The employer gave him a verbal warning and told him that it was unacceptable for him to preach to colleagues or members of the public during normal working hours – including lunchtime. He confirmed that he understood this.
He was then observed talking about his faith with a man and also 2 teenage girls – all while attending an event on company time. The employer wrote to him on a number of grounds, including that he “absented himself from the workplace without prior permission”. After the resultant disciplinary hearing he was given a written warning.
Following receipt of a report from a colleague, concerning an incident during which he had spoken about religion to a man outside a shop, there was a further disciplinary hearing. Following it he was suspended for 2 months without pay and was required “to seek and avail of professional assistance that would assist him in controlling his compulsion to express his religious beliefs”
After his return, he was again observed by a colleague to be talking about religion to an outside contractor. He accepted that he was talking to the contractor. He was suspended on full pay pending an investigation. After the investigation, the employer wrote to him saying that they were recommending his dismissal, and informing him that he had 10 days to appeal. He did not – and his dismissal was confirmed.
Does this sound reasonable?
Perhaps. But he appealed, arguing that he had been discriminated against, and claimed that he had the right to manifest his religious belief.
The employer argued that, whilst the Employment Equality Acts and the EU Framework Directive 2000/78 protect his right to hold a religious belief, they do not protect his right to manifest that belief.
So his dismissal still appears reasonable. But on the other hand…
- There is an overarching Charter of Fundamental Rights of the European Union that says that people’s freedom of religion includes the right “to manifest religion or belief, in worship, teaching, practice and observance”.
- He was an Evangelical Christian – his faith has a requirement that adherents share the Gospel with other people.
- The employer had a policy stating that no member of staff would be treated less favourably because of their religious belief.
- No members of the public complained about his behaviour.

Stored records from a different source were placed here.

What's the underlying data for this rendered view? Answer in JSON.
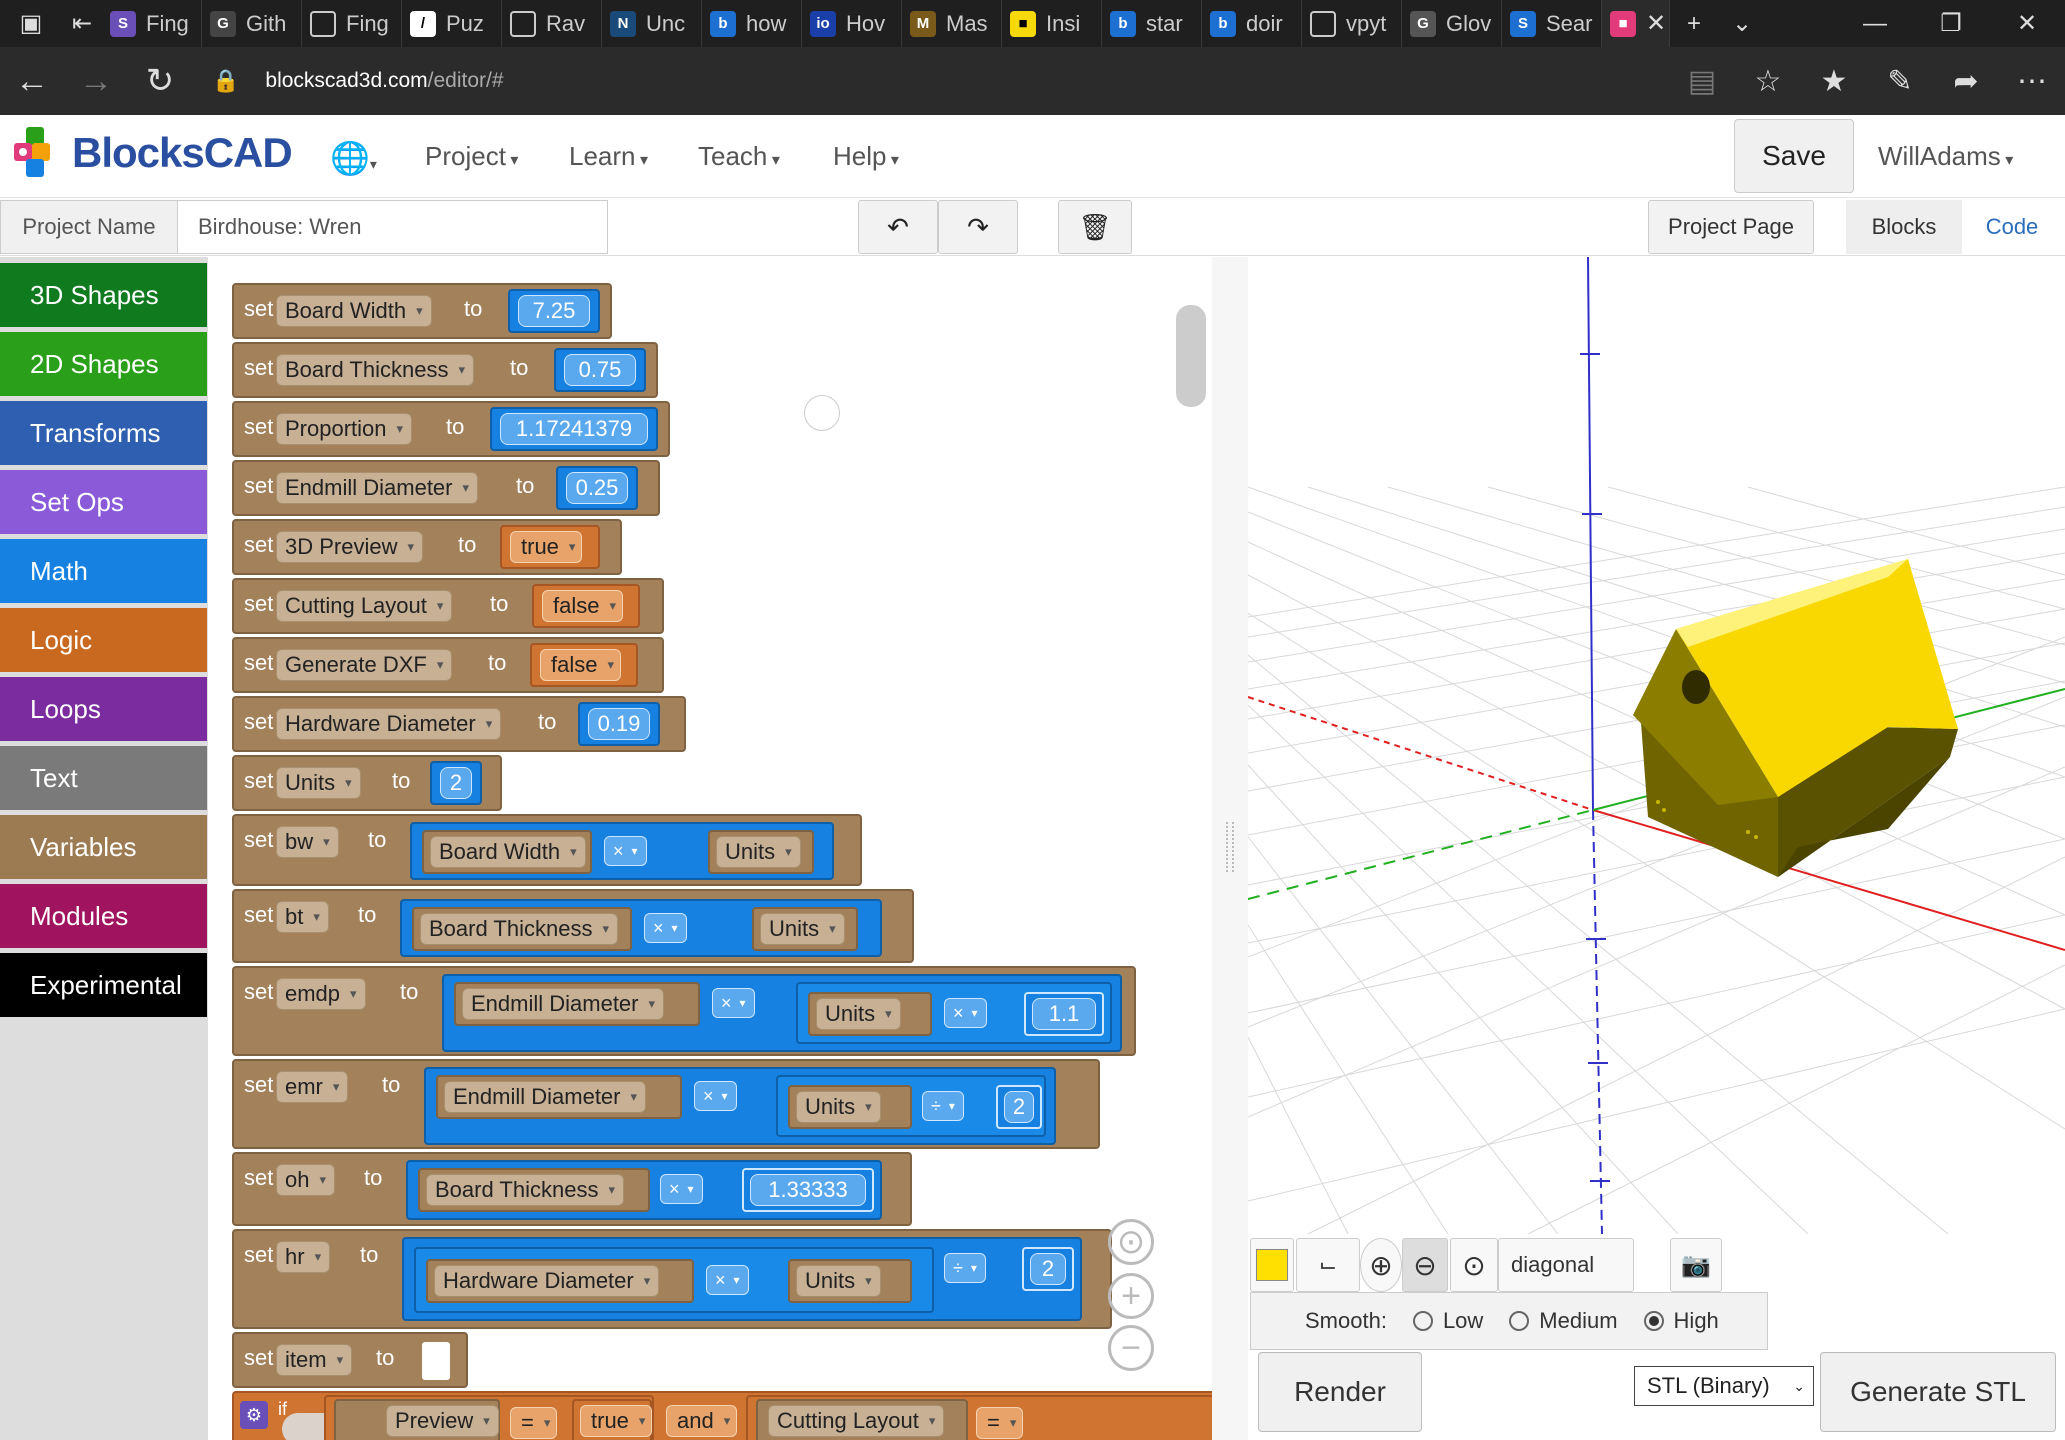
{
  "browser": {
    "tabs": [
      "Fing",
      "Gith",
      "Fing",
      "Puz",
      "Rav",
      "Unc",
      "how",
      "Hov",
      "Mas",
      "Insi",
      "star",
      "doir",
      "vpyt",
      "Glov",
      "Sear"
    ],
    "url_host": "blockscad3d.com",
    "url_path": "/editor/#"
  },
  "app": {
    "logo": "BlocksCAD",
    "menus": [
      "Project",
      "Learn",
      "Teach",
      "Help"
    ],
    "save_label": "Save",
    "user": "WillAdams"
  },
  "project": {
    "label": "Project Name",
    "name": "Birdhouse: Wren",
    "page_label": "Project Page",
    "tab_blocks": "Blocks",
    "tab_code": "Code"
  },
  "categories": [
    {
      "label": "3D Shapes",
      "color": "#0f7a1e"
    },
    {
      "label": "2D Shapes",
      "color": "#2aa01a"
    },
    {
      "label": "Transforms",
      "color": "#2e5fb0"
    },
    {
      "label": "Set Ops",
      "color": "#8a5ad8"
    },
    {
      "label": "Math",
      "color": "#1681e0"
    },
    {
      "label": "Logic",
      "color": "#c8691f"
    },
    {
      "label": "Loops",
      "color": "#7b2c9e"
    },
    {
      "label": "Text",
      "color": "#7a7a7a"
    },
    {
      "label": "Variables",
      "color": "#9c7b52"
    },
    {
      "label": "Modules",
      "color": "#a0135e"
    },
    {
      "label": "Experimental",
      "color": "#000000"
    }
  ],
  "blocks": {
    "set": "set",
    "to": "to",
    "vars": [
      "Board Width",
      "Board Thickness",
      "Proportion",
      "Endmill Diameter",
      "3D Preview",
      "Cutting Layout",
      "Generate DXF",
      "Hardware Diameter",
      "Units",
      "bw",
      "bt",
      "emdp",
      "emr",
      "oh",
      "hr",
      "item"
    ],
    "values": [
      "7.25",
      "0.75",
      "1.17241379",
      "0.25",
      "true",
      "false",
      "false",
      "0.19",
      "2"
    ],
    "ops": {
      "times": "×",
      "div": "÷",
      "eq": "=",
      "and": "and"
    },
    "numbers": [
      "1.1",
      "2",
      "1.33333",
      "2"
    ],
    "if_label": "if",
    "preview_ref": "Preview",
    "true_val": "true",
    "cutting_ref": "Cutting Layout"
  },
  "viewer": {
    "view_name": "diagonal",
    "smooth_label": "Smooth:",
    "smooth_options": [
      "Low",
      "Medium",
      "High"
    ],
    "smooth_selected": "High",
    "render_label": "Render",
    "format": "STL (Binary)",
    "generate_label": "Generate STL",
    "model_color": "#ffe000"
  }
}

- After being warned he did largely confine his religious conversations to lunchtimes.
- He did not absent himself from work in order to preach about his beliefs.
- After the first warning he was closely observed in a way that other employees were not.

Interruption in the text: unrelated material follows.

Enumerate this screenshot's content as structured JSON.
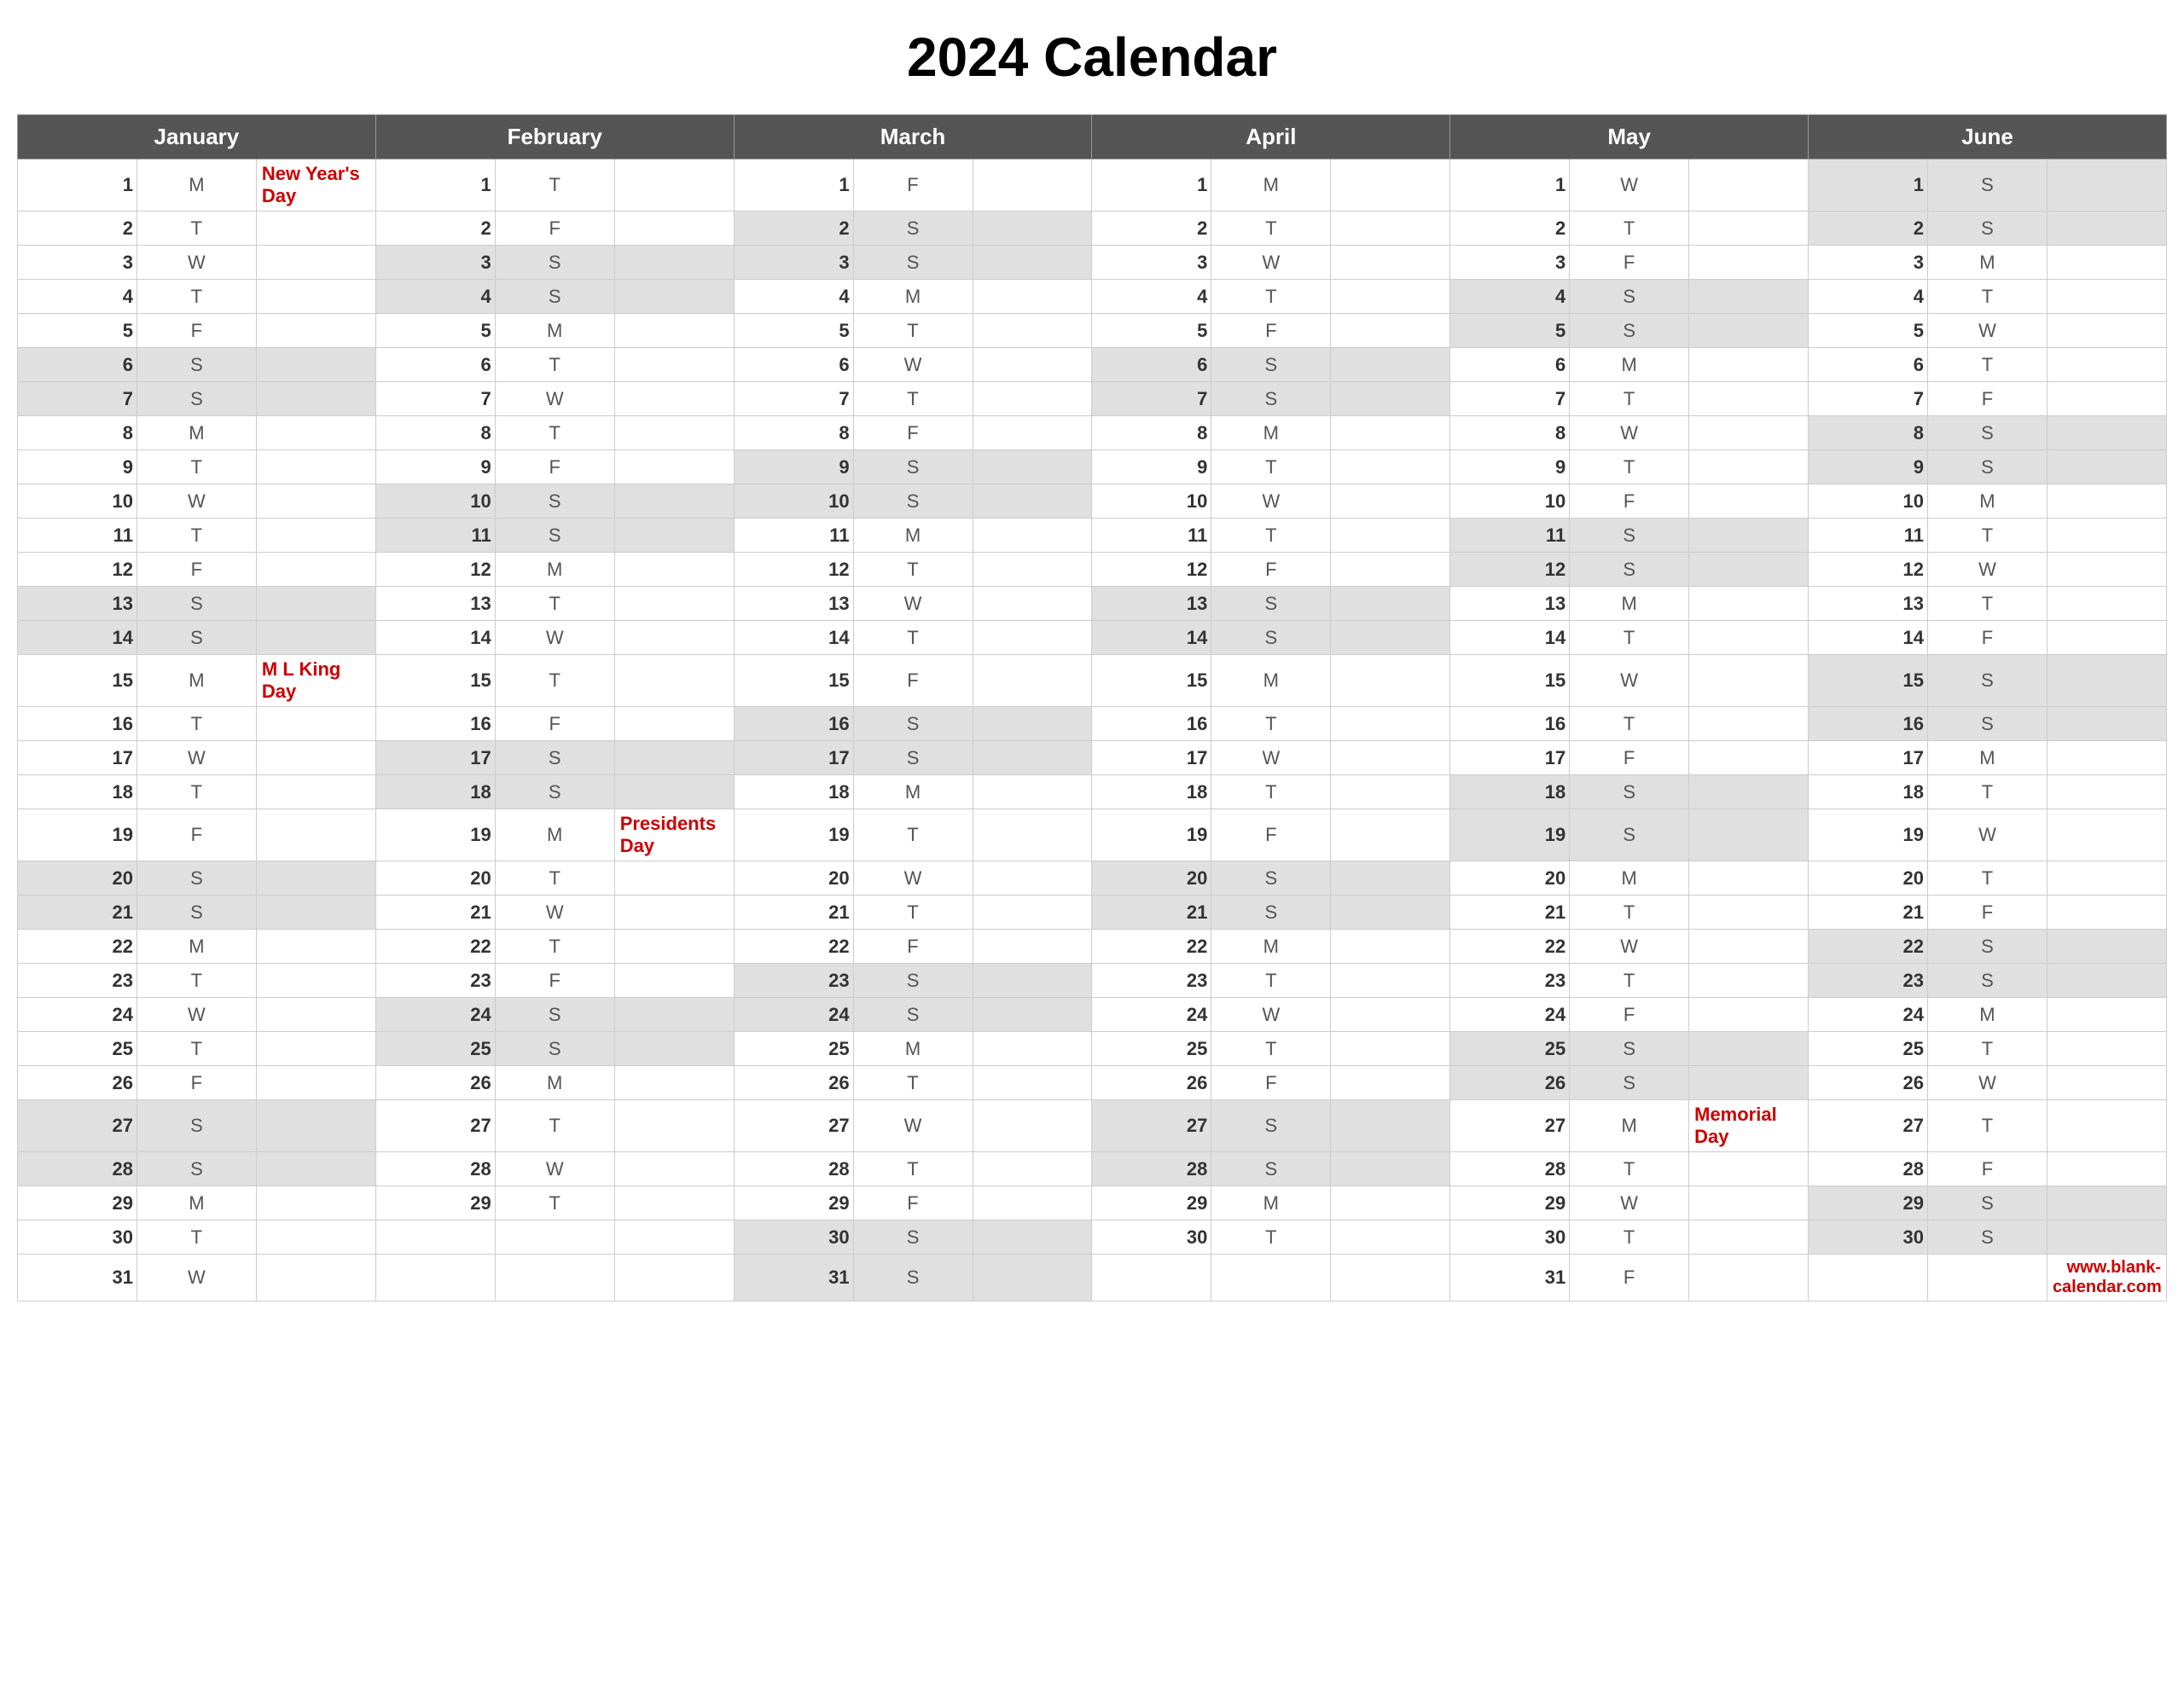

- Some staff were asked to monitor him.
- He was made attend counselling because the employer thought that he had an addiction to preaching.
- He never failed to carry out his duties.
- His beliefs did not negatively impact on his employer’s business.
- Other members of staff of different religions were not prohibited from practicing their religions.
- Catholic employees were allowed attend mass during the working day.
The situation perhaps looks a bit different now?
So at first glance it appeared that the employer acted within their rights – but upon closer examination it can be seen that the situation is far more nuanced. Fundamentally, it is unlawful to discriminate against workers because of their religion or belief or their lack of religion or belief. The employee won his discrimination case and his employer was ordered to pay him €70,000!
If you would like to read more about this case – click here for the Equality Tribunal’s report.
And, if you need help in navigating this area of discipline, call Mary Cullen, Patrick Foley or Liam Barton on 056 770 1060 or email email@example.com.